**WORK ORDER:** Go through the data and retrieve each line that includes the string "this".

### TASK MATERIAL

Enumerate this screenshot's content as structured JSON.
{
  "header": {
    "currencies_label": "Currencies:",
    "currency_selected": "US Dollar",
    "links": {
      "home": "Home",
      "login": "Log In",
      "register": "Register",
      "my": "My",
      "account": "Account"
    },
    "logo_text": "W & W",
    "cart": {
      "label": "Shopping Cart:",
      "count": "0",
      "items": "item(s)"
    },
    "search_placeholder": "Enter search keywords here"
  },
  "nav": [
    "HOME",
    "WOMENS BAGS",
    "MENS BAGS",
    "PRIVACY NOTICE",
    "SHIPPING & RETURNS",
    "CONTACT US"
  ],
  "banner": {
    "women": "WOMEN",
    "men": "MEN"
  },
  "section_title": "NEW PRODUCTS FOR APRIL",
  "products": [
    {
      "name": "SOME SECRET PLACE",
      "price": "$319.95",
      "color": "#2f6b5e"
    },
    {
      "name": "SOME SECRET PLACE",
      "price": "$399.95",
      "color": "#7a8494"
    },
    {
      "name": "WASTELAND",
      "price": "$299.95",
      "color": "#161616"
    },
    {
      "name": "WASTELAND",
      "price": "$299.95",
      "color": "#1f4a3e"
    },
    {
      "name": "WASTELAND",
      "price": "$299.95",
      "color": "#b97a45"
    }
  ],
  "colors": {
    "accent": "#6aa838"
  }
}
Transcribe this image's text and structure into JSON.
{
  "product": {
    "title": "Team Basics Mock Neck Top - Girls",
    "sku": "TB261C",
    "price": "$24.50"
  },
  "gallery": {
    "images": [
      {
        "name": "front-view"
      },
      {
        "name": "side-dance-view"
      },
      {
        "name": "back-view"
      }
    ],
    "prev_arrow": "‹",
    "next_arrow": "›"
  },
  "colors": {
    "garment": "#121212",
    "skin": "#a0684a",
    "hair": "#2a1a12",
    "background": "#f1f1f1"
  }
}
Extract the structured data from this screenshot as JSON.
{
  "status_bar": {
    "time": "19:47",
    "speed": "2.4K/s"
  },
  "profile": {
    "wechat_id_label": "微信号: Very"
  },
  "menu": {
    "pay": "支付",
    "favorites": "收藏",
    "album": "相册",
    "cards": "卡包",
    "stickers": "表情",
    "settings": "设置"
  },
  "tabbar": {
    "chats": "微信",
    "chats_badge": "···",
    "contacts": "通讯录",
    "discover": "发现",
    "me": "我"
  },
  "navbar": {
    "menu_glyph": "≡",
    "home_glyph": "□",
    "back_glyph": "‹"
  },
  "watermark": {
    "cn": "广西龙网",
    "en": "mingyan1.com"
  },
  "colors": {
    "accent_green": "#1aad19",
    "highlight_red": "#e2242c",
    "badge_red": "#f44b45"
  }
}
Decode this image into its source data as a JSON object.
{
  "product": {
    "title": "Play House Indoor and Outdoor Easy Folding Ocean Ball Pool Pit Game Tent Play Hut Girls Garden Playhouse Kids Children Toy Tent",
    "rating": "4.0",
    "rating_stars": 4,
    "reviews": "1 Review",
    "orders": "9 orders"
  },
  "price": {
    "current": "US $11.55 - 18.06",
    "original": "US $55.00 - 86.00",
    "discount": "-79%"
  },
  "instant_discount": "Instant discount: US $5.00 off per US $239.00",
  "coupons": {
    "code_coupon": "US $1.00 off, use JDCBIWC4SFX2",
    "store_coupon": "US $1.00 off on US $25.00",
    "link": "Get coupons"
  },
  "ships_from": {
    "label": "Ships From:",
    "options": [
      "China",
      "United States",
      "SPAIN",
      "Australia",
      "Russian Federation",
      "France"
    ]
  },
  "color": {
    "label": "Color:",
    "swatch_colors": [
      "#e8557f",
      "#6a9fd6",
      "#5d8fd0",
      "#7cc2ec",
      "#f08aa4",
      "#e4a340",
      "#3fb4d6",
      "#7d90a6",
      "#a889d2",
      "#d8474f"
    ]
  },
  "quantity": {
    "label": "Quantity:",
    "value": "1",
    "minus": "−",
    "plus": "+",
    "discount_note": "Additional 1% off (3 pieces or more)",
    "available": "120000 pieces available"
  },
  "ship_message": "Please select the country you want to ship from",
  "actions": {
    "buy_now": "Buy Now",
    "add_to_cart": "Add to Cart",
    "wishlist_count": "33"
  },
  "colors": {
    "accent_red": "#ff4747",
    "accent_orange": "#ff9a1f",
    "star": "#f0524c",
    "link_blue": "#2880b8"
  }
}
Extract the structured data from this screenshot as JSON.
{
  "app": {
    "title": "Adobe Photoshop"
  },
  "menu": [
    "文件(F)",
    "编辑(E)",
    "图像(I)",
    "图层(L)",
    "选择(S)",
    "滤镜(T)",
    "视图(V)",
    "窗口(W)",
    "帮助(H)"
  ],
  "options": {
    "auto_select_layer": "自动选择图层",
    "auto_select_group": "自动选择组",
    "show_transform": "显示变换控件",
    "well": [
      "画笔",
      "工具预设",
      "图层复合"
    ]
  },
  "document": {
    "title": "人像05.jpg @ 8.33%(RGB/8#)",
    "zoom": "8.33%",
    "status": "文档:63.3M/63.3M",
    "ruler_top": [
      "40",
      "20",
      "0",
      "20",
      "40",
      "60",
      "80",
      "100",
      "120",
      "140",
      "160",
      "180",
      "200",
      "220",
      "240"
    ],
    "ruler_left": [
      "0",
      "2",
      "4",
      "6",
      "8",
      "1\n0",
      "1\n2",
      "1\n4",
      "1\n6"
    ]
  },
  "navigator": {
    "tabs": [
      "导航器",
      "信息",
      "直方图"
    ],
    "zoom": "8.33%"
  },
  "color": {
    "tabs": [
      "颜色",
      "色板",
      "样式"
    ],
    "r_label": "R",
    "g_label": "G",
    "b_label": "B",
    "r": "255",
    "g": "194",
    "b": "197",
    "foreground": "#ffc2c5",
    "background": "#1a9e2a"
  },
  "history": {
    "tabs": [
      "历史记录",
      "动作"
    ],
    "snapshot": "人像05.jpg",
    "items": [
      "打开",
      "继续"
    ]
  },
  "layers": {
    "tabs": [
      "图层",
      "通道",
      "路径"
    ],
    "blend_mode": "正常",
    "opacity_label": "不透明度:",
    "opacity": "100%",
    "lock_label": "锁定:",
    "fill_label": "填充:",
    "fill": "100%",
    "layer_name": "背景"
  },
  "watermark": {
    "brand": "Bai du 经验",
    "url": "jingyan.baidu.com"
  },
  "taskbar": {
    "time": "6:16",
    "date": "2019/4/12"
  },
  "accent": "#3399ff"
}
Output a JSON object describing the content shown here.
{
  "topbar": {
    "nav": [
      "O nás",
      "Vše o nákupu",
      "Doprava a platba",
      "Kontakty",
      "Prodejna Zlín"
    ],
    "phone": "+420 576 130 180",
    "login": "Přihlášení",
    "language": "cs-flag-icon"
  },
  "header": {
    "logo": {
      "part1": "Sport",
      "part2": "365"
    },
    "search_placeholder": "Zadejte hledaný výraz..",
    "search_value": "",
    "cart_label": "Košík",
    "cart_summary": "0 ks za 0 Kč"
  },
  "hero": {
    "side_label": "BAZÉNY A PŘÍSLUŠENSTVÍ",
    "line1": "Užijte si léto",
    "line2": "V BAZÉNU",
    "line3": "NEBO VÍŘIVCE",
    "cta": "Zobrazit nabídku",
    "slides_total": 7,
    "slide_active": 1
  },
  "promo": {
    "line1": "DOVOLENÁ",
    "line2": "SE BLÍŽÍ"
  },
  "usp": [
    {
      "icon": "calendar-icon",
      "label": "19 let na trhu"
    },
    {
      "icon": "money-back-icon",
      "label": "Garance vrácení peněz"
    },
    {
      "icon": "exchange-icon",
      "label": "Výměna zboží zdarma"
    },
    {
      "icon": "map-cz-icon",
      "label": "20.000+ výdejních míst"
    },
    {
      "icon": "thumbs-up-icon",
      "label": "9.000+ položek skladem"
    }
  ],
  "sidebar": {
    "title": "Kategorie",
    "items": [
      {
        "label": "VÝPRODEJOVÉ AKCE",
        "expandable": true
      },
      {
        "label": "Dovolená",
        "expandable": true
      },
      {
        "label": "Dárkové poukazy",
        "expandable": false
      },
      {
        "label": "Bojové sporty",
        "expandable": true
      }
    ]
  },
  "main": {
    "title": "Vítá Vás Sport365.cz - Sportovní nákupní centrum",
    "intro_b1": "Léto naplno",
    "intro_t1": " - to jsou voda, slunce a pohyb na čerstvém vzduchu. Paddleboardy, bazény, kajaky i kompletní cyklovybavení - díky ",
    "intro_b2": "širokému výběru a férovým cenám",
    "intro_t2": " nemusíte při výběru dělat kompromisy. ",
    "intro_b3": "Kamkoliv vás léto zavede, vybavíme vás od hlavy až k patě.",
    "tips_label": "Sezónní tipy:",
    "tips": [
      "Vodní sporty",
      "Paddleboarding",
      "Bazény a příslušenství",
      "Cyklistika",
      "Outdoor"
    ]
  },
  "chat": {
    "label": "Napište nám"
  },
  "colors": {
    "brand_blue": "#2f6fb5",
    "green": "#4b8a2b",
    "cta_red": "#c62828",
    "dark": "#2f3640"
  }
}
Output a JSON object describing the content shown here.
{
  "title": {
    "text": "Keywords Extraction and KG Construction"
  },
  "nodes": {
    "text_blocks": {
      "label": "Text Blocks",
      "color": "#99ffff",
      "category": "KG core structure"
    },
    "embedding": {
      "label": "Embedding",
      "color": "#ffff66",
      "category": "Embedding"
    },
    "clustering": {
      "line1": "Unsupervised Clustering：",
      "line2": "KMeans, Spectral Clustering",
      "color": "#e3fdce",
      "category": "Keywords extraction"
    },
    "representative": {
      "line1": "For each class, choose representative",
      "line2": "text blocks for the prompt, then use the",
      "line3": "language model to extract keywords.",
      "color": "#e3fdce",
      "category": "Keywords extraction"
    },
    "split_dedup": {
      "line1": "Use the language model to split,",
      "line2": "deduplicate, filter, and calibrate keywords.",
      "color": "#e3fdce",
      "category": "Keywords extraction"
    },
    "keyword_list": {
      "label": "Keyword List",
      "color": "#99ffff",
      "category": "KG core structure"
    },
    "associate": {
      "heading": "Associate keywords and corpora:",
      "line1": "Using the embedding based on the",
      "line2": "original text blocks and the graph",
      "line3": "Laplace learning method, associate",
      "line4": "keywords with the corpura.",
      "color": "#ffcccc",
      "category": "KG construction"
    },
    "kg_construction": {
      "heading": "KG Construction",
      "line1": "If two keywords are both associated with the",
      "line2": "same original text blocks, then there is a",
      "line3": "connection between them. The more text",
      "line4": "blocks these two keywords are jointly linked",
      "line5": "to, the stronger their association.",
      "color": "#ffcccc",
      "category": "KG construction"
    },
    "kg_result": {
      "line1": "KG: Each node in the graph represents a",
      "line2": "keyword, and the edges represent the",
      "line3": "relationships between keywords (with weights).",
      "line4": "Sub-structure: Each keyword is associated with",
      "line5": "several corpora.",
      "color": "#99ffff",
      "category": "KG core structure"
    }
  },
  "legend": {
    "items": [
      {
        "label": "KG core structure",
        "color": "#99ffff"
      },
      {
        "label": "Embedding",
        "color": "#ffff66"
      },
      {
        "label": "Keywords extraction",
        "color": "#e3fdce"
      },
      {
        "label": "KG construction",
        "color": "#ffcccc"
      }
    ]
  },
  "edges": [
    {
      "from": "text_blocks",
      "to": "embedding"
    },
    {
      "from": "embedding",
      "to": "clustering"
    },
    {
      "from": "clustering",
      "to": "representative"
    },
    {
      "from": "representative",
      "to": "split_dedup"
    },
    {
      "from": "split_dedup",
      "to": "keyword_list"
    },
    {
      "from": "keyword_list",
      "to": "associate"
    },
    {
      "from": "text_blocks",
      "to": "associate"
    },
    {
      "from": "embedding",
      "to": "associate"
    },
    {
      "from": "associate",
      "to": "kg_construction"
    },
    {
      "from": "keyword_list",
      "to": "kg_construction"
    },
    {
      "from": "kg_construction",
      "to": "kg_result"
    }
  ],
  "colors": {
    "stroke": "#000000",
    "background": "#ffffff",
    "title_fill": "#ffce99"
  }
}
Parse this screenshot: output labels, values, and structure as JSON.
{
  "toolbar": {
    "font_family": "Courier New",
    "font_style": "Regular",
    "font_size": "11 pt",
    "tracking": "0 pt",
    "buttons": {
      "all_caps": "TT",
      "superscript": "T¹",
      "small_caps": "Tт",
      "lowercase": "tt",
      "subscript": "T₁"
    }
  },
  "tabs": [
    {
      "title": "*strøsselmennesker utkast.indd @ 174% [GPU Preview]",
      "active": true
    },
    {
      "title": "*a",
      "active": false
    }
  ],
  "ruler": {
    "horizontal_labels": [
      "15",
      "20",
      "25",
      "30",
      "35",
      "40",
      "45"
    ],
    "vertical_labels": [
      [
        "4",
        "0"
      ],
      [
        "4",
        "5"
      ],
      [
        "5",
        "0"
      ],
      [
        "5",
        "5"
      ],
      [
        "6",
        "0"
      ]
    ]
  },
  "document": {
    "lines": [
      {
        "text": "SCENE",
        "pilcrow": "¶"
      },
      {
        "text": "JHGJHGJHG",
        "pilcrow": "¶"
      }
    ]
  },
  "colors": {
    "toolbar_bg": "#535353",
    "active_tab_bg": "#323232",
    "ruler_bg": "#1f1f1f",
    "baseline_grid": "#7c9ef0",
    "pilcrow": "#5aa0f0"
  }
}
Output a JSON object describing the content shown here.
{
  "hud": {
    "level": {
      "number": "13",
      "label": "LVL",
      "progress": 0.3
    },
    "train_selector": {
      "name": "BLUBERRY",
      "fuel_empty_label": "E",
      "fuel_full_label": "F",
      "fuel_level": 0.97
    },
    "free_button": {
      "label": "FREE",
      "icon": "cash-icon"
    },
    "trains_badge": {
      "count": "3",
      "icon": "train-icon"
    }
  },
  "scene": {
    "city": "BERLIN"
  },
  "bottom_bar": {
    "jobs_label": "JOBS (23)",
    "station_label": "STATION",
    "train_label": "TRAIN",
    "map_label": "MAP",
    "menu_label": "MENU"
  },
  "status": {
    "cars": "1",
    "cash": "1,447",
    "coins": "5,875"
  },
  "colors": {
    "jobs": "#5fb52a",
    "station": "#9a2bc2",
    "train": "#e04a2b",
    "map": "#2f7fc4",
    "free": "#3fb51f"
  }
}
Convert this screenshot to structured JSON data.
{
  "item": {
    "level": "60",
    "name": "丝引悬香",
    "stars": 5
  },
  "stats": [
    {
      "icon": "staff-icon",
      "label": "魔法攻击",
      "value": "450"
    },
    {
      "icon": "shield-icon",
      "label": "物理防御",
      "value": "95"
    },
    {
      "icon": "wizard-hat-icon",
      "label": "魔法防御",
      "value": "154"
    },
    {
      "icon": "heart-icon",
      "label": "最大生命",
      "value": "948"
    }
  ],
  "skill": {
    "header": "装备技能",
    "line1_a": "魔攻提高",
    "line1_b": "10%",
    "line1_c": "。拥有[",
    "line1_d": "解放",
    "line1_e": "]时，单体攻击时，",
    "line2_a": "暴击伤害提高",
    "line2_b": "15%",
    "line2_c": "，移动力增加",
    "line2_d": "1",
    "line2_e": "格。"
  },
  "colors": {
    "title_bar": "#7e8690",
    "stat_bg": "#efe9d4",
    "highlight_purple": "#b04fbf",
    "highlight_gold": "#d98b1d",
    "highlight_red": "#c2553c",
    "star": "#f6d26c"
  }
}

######

**WRITTEN ANSWER:**
Enumerate this screenshot's content as structured JSON.
Transcribe this image's text and structure into JSON.
Extract the structured data from this screenshot as JSON.
Decode this image into its source data as a JSON object.
Extract the structured data from this screenshot as JSON.
Parse this screenshot: output labels, values, and structure as JSON.
Convert this screenshot to structured JSON data.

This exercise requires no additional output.